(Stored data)
BEGIN
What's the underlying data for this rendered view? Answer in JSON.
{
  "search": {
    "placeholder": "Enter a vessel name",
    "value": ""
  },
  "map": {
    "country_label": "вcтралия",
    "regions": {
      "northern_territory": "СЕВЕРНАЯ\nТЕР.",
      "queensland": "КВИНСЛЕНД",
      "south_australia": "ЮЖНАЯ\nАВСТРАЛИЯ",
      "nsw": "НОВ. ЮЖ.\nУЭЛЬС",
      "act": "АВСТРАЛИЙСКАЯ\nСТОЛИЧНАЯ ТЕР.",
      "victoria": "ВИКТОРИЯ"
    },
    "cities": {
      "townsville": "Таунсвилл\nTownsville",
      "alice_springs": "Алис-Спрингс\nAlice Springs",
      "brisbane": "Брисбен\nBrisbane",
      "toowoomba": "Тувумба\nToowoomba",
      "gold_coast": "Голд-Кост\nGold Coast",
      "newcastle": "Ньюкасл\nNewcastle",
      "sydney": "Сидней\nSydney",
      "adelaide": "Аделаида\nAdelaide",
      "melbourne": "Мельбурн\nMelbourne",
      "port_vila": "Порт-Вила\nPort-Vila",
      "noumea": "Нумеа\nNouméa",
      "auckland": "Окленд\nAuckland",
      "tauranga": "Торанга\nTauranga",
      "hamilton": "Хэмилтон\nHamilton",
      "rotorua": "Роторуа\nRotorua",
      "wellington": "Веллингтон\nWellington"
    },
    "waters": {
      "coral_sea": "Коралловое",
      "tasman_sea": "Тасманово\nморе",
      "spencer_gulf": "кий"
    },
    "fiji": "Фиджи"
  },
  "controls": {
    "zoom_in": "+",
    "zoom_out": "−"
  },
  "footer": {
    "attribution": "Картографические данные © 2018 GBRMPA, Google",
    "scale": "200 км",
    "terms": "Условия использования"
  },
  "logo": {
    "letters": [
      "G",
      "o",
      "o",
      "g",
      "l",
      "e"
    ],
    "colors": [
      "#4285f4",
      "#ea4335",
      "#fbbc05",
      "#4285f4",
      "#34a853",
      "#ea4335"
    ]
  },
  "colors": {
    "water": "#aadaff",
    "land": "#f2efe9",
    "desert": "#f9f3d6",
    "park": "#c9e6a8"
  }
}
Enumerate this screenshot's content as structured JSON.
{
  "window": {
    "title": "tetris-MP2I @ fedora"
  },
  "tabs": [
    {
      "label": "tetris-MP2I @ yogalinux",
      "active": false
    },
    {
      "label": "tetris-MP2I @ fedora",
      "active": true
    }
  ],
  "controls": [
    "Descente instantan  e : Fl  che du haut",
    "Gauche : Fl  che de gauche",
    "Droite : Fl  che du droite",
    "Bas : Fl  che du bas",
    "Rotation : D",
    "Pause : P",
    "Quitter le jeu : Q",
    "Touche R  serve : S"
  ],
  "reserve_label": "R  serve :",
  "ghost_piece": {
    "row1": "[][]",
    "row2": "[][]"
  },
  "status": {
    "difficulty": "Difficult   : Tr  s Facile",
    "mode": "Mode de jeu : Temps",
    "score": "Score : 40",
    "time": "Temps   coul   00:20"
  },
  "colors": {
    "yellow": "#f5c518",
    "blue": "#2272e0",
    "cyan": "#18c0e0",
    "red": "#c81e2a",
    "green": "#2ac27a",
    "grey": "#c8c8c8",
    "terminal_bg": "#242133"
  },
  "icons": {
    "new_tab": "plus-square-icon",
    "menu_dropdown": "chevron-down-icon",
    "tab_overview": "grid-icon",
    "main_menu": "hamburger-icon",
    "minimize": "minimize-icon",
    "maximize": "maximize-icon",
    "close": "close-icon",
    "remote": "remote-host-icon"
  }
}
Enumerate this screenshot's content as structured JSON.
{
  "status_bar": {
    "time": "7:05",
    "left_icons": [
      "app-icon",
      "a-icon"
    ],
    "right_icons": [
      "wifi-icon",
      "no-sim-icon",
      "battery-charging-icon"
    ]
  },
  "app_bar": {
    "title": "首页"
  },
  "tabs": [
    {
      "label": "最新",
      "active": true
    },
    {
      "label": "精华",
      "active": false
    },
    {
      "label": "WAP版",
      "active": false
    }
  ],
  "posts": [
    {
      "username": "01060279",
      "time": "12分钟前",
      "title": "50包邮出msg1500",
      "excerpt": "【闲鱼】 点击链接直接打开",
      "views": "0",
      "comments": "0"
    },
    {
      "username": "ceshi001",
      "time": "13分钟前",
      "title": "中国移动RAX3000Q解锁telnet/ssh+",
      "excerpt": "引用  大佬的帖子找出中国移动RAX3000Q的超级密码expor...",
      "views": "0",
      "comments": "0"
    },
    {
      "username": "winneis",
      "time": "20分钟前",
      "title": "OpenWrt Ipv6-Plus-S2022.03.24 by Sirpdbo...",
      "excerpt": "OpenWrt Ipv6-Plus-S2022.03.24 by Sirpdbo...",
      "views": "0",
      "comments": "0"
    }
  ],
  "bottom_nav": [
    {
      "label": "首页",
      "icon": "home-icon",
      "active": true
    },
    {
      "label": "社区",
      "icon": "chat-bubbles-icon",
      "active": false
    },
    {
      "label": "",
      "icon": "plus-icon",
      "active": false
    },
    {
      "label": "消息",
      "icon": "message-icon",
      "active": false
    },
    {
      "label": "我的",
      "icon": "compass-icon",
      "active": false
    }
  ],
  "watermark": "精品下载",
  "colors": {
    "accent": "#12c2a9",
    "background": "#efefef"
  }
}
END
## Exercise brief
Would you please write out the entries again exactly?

## Written response
What's the underlying data for this rendered view? Answer in JSON.
{
  "search": {
    "placeholder": "Enter a vessel name",
    "value": ""
  },
  "map": {
    "country_label": "вcтралия",
    "regions": {
      "northern_territory": "СЕВЕРНАЯ\nТЕР.",
      "queensland": "КВИНСЛЕНД",
      "south_australia": "ЮЖНАЯ\nАВСТРАЛИЯ",
      "nsw": "НОВ. ЮЖ.\nУЭЛЬС",
      "act": "АВСТРАЛИЙСКАЯ\nСТОЛИЧНАЯ ТЕР.",
      "victoria": "ВИКТОРИЯ"
    },
    "cities": {
      "townsville": "Таунсвилл\nTownsville",
      "alice_springs": "Алис-Спрингс\nAlice Springs",
      "brisbane": "Брисбен\nBrisbane",
      "toowoomba": "Тувумба\nToowoomba",
      "gold_coast": "Голд-Кост\nGold Coast",
      "newcastle": "Ньюкасл\nNewcastle",
      "sydney": "Сидней\nSydney",
      "adelaide": "Аделаида\nAdelaide",
      "melbourne": "Мельбурн\nMelbourne",
      "port_vila": "Порт-Вила\nPort-Vila",
      "noumea": "Нумеа\nNouméa",
      "auckland": "Окленд\nAuckland",
      "tauranga": "Торанга\nTauranga",
      "hamilton": "Хэмилтон\nHamilton",
      "rotorua": "Роторуа\nRotorua",
      "wellington": "Веллингтон\nWellington"
    },
    "waters": {
      "coral_sea": "Коралловое",
      "tasman_sea": "Тасманово\nморе",
      "spencer_gulf": "кий"
    },
    "fiji": "Фиджи"
  },
  "controls": {
    "zoom_in": "+",
    "zoom_out": "−"
  },
  "footer": {
    "attribution": "Картографические данные © 2018 GBRMPA, Google",
    "scale": "200 км",
    "terms": "Условия использования"
  },
  "logo": {
    "letters": [
      "G",
      "o",
      "o",
      "g",
      "l",
      "e"
    ],
    "colors": [
      "#4285f4",
      "#ea4335",
      "#fbbc05",
      "#4285f4",
      "#34a853",
      "#ea4335"
    ]
  },
  "colors": {
    "water": "#aadaff",
    "land": "#f2efe9",
    "desert": "#f9f3d6",
    "park": "#c9e6a8"
  }
}
Enumerate this screenshot's content as structured JSON.
{
  "window": {
    "title": "tetris-MP2I @ fedora"
  },
  "tabs": [
    {
      "label": "tetris-MP2I @ yogalinux",
      "active": false
    },
    {
      "label": "tetris-MP2I @ fedora",
      "active": true
    }
  ],
  "controls": [
    "Descente instantan  e : Fl  che du haut",
    "Gauche : Fl  che de gauche",
    "Droite : Fl  che du droite",
    "Bas : Fl  che du bas",
    "Rotation : D",
    "Pause : P",
    "Quitter le jeu : Q",
    "Touche R  serve : S"
  ],
  "reserve_label": "R  serve :",
  "ghost_piece": {
    "row1": "[][]",
    "row2": "[][]"
  },
  "status": {
    "difficulty": "Difficult   : Tr  s Facile",
    "mode": "Mode de jeu : Temps",
    "score": "Score : 40",
    "time": "Temps   coul   00:20"
  },
  "colors": {
    "yellow": "#f5c518",
    "blue": "#2272e0",
    "cyan": "#18c0e0",
    "red": "#c81e2a",
    "green": "#2ac27a",
    "grey": "#c8c8c8",
    "terminal_bg": "#242133"
  },
  "icons": {
    "new_tab": "plus-square-icon",
    "menu_dropdown": "chevron-down-icon",
    "tab_overview": "grid-icon",
    "main_menu": "hamburger-icon",
    "minimize": "minimize-icon",
    "maximize": "maximize-icon",
    "close": "close-icon",
    "remote": "remote-host-icon"
  }
}
Enumerate this screenshot's content as structured JSON.
{
  "status_bar": {
    "time": "7:05",
    "left_icons": [
      "app-icon",
      "a-icon"
    ],
    "right_icons": [
      "wifi-icon",
      "no-sim-icon",
      "battery-charging-icon"
    ]
  },
  "app_bar": {
    "title": "首页"
  },
  "tabs": [
    {
      "label": "最新",
      "active": true
    },
    {
      "label": "精华",
      "active": false
    },
    {
      "label": "WAP版",
      "active": false
    }
  ],
  "posts": [
    {
      "username": "01060279",
      "time": "12分钟前",
      "title": "50包邮出msg1500",
      "excerpt": "【闲鱼】 点击链接直接打开",
      "views": "0",
      "comments": "0"
    },
    {
      "username": "ceshi001",
      "time": "13分钟前",
      "title": "中国移动RAX3000Q解锁telnet/ssh+",
      "excerpt": "引用  大佬的帖子找出中国移动RAX3000Q的超级密码expor...",
      "views": "0",
      "comments": "0"
    },
    {
      "username": "winneis",
      "time": "20分钟前",
      "title": "OpenWrt Ipv6-Plus-S2022.03.24 by Sirpdbo...",
      "excerpt": "OpenWrt Ipv6-Plus-S2022.03.24 by Sirpdbo...",
      "views": "0",
      "comments": "0"
    }
  ],
  "bottom_nav": [
    {
      "label": "首页",
      "icon": "home-icon",
      "active": true
    },
    {
      "label": "社区",
      "icon": "chat-bubbles-icon",
      "active": false
    },
    {
      "label": "",
      "icon": "plus-icon",
      "active": false
    },
    {
      "label": "消息",
      "icon": "message-icon",
      "active": false
    },
    {
      "label": "我的",
      "icon": "compass-icon",
      "active": false
    }
  ],
  "watermark": "精品下载",
  "colors": {
    "accent": "#12c2a9",
    "background": "#efefef"
  }
}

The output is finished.